Gavin Floyd (Yahoo! 28%, ESPN 47%, CBS 55%) might be the right-handed version of Liriano this year. But while he doesn’t have same great highs we’ve seen in Liriano’s career, he doesn’t have the gut-wrenching lows either. After a slow start where Floyd sandwiched a strong outing with two big-time clunkers, he got on a real run with four quality starts during which he never allowed more than two earned runs en route to a 1.26 ERA in 28.7 innings.
From there, he went on an unthinkably bad six-start run of awfulness that left everyone completely baffled, especially since it included matchups against Minnesota, Seattle, Houston, and Cleveland. He had a 10.38 ERA in 30 1/3 innings of season-killing work. He appears to have righted the ship a bit with back-to-back excellent outings, but since they were against the Cubs and Twins, it is hard to dive back in headfirst.

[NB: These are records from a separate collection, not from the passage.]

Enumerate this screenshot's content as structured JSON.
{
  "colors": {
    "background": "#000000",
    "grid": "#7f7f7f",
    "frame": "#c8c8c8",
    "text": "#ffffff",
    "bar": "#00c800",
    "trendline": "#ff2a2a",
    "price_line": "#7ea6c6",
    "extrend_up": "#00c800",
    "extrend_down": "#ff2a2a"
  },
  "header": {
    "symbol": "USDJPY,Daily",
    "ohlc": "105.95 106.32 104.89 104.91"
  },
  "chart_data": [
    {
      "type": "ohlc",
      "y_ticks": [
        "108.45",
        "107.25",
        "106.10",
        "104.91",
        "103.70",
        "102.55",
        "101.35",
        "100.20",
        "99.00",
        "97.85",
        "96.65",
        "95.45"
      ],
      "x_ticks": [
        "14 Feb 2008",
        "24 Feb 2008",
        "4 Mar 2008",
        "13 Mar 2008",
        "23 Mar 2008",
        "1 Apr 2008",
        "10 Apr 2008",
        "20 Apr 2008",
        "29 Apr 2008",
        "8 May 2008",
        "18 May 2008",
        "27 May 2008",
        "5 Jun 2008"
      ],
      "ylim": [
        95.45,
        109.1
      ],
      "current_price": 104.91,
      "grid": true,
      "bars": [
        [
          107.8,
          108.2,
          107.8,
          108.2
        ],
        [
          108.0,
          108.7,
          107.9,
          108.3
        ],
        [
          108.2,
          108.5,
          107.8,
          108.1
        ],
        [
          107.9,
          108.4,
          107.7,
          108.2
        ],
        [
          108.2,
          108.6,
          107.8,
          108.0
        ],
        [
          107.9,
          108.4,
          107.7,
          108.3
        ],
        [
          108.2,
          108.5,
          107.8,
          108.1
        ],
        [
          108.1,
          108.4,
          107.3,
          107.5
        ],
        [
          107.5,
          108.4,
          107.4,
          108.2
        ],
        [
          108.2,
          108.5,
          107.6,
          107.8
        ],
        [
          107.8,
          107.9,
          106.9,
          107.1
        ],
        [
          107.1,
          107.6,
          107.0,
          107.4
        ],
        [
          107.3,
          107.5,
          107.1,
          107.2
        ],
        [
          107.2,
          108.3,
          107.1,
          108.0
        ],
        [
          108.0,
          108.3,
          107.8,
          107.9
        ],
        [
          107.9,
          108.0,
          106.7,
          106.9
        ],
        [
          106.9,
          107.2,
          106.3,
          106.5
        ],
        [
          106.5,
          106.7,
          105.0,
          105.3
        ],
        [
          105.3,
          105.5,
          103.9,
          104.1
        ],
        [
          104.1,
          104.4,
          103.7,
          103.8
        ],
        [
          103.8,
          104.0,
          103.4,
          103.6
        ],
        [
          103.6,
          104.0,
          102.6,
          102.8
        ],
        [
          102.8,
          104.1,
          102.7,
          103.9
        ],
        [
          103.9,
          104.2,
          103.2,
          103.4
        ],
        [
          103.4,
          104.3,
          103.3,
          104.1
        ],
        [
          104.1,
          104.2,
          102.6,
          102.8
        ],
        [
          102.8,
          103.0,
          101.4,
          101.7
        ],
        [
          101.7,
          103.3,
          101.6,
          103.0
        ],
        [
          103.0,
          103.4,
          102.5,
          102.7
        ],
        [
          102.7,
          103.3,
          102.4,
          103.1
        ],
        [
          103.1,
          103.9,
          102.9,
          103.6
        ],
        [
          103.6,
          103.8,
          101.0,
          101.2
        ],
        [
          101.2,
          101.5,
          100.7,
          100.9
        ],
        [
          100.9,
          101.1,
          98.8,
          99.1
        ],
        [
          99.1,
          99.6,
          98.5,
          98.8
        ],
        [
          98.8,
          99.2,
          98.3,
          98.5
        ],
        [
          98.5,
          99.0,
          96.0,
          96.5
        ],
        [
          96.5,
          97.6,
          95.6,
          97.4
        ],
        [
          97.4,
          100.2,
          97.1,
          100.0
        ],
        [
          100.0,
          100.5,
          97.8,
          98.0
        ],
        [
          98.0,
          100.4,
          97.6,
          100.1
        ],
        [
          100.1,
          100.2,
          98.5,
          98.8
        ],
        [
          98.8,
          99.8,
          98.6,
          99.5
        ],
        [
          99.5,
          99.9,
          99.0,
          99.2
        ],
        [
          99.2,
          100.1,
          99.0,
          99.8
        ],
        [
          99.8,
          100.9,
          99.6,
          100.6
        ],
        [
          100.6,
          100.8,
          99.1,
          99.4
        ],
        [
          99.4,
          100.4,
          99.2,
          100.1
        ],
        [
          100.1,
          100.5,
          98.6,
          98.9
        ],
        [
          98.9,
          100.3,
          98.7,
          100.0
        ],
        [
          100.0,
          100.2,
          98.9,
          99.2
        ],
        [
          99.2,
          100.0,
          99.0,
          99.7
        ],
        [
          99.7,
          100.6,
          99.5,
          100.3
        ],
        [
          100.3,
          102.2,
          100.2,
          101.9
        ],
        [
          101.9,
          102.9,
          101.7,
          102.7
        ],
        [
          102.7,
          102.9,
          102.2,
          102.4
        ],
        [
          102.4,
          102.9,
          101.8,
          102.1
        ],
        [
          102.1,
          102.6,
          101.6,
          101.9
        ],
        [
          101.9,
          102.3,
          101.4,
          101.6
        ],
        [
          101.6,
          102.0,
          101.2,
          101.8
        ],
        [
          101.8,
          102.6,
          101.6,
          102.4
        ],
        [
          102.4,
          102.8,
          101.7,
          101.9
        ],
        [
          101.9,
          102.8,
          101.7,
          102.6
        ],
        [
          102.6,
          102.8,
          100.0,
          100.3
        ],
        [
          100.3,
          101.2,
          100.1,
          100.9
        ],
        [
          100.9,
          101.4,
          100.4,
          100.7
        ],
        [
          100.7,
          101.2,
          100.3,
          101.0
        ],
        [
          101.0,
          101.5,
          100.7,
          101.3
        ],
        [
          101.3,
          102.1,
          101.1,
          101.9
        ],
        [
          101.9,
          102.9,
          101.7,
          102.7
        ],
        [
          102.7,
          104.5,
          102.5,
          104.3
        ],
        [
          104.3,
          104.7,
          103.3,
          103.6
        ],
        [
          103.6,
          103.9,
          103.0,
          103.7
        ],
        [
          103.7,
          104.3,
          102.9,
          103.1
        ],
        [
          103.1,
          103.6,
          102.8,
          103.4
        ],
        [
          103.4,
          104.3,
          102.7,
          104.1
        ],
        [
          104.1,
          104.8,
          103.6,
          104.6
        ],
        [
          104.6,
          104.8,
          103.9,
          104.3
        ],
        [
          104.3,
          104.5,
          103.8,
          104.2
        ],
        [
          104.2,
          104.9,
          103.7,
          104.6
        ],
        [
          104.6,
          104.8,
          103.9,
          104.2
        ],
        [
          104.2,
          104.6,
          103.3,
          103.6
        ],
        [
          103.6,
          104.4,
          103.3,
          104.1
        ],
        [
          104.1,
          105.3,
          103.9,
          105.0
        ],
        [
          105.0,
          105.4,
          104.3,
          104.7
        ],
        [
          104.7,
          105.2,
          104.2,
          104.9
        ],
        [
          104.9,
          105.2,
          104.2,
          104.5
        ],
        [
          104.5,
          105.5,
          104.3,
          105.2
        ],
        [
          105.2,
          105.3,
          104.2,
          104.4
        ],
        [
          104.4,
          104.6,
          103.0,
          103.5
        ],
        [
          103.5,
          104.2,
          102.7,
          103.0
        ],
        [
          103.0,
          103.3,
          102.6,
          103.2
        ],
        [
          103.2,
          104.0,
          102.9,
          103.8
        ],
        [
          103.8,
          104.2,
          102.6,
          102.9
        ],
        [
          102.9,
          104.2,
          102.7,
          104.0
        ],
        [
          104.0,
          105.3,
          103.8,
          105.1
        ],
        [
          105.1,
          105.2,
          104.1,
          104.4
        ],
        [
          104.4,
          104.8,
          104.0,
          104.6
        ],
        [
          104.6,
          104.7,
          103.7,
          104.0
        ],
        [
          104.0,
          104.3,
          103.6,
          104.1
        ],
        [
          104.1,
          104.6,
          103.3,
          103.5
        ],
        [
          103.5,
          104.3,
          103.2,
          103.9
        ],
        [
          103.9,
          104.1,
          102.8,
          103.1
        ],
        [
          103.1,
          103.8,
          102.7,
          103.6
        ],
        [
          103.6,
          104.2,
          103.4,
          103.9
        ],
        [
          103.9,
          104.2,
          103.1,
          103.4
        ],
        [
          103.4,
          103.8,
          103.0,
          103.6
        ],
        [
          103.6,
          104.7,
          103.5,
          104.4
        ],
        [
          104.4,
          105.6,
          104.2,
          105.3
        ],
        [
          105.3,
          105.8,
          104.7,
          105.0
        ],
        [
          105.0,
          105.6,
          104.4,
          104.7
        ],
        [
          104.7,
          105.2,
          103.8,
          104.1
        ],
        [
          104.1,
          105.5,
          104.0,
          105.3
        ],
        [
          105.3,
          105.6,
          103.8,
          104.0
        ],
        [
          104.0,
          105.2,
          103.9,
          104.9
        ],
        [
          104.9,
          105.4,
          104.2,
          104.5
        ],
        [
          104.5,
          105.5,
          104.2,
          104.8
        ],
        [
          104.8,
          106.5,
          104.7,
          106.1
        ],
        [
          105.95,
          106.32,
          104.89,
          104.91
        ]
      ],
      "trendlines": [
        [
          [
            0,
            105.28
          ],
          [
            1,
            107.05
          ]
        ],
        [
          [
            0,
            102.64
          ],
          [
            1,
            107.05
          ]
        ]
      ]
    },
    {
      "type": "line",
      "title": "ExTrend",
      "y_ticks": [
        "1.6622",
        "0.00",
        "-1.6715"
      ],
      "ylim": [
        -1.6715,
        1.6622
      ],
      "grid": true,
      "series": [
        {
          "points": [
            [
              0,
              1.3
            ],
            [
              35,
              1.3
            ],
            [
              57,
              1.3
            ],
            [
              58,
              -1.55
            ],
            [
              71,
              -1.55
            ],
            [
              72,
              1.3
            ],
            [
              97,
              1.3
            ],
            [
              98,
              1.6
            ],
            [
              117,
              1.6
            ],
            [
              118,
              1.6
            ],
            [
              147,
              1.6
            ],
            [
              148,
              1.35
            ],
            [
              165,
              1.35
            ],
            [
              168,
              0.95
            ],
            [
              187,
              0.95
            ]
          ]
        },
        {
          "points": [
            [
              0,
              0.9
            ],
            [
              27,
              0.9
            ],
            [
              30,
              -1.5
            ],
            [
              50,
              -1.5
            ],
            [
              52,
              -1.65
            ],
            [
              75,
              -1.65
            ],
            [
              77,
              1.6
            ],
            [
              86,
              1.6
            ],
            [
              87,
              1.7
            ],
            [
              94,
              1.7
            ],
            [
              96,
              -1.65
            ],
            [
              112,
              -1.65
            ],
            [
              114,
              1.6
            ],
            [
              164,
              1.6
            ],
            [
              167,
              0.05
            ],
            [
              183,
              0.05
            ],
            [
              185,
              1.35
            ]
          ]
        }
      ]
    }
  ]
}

Let’s dip our toe back into the Floyd pool to see if he is really ready to curb the home run woes that plagued him during that horrid stretch. I’d pick him up and reserve him for now, that way if he is back on track and ready to post results commensurate with his sharp 8.5 K/9 and 3.5 K/BB rates, you don’t have to worry about being too late with the waiver claim.
The much anticipated debut of Trevor Bauer (Yahoo! 43%, ESPN 44%, CBS 81%) comes today against the Atlanta Braves, and some fantasy managers are hoping the electrifying youngster can save their season. With Daniel Hudson’s season coming to an end thanks to injury, Bauer should be here to stay, but that doesn’t mean he will be a savior. The ceiling is sky-high, as evidenced by his 2.23 ERA and 11.2 K/9 in the minors, but he is far from flawless, as evidenced by the 4.6 BB/9. He has to learn to be more pitch efficient or major leaguers will eat him up. The upside alone is worth a pickup, but understand there is a substantial risk with any rookie.
I thought we would see Luke Hochevar (Yahoo! 6%, ESPN 1%, CBS 25%) build on his strong second-half from 2011 (3.52 ERA, 7.7 K/9, 2.8 K/BB in 79 IP), but after starting the season with a quality start in Los Angeles against the Angels, he has been maddeningly inconsistent. He cancels out his gems with nine-run, four-inning implosions and seemingly has a real dud at the ready every time he strings together a couple of quality starts.
He may be in the midst of turning the proverbial corner, though. He had strung together a trio of quality starts that also happen to be his three longest outings of the season. During the stretch, he has 1.13 ERA in 24 innings, powered by a shutout against Tampa Bay and 7 2/3 shutout innings in Houston the outing before that one. He started the run by surviving a pair of home runs (both solo shots) in 7 1/3 innings against Milwaukee, during which he allowed three runs on six hits and just one walk. The skills and talent are there; it’s now time for him to prove at age 28 that the maturity and consistency are too.
Joe Blanton (Yahoo! 13%, ESPN 9%, CBS 48%) returns to the VP arena with the National League’s best K/BB (6.3) in tow, built on a minuscule 1.2 BB/9 (also an NL-best). Unfortunately, the results haven’t followed with any measure of consistency, as you might have guessed from his 4.87 ERA. It is tough to get beyond the fact that he has allowed five earned runs in three of his outings this month, but at the same time his 34 strikeouts and three walks in 35 2/3 innings are also very tough to ignore.
His boom (two complete games, one of which was a shutout) or bust (back-to-back 4 1/3-inning, seven-run outings in late May) potential likely plays better in a head-to-head league, but there is potential for a big run if he can maintain his K/BB ratio and become just a bit less hittable (10.0 H/9).